# Requirement:
A word-for-word copy of the listing that follows is required.

· · · · · · ·

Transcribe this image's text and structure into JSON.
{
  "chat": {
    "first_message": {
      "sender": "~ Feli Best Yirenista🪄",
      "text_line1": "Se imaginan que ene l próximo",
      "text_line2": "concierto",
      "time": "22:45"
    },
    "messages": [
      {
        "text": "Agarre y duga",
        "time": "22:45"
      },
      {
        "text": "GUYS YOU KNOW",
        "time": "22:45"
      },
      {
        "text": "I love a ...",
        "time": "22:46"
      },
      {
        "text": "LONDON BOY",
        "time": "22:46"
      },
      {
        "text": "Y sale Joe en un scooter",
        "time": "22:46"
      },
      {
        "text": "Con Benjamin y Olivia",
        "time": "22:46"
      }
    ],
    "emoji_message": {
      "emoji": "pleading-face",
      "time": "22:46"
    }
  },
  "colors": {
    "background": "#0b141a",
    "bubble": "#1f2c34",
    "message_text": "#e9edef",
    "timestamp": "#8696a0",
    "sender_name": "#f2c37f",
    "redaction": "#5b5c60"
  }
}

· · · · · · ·

# Task answer:
Transcribe this image's text and structure into JSON.
{
  "chat": {
    "first_message": {
      "sender": "~ Feli Best Yirenista🪄",
      "text_line1": "Se imaginan que ene l próximo",
      "text_line2": "concierto",
      "time": "22:45"
    },
    "messages": [
      {
        "text": "Agarre y duga",
        "time": "22:45"
      },
      {
        "text": "GUYS YOU KNOW",
        "time": "22:45"
      },
      {
        "text": "I love a ...",
        "time": "22:46"
      },
      {
        "text": "LONDON BOY",
        "time": "22:46"
      },
      {
        "text": "Y sale Joe en un scooter",
        "time": "22:46"
      },
      {
        "text": "Con Benjamin y Olivia",
        "time": "22:46"
      }
    ],
    "emoji_message": {
      "emoji": "pleading-face",
      "time": "22:46"
    }
  },
  "colors": {
    "background": "#0b141a",
    "bubble": "#1f2c34",
    "message_text": "#e9edef",
    "timestamp": "#8696a0",
    "sender_name": "#f2c37f",
    "redaction": "#5b5c60"
  }
}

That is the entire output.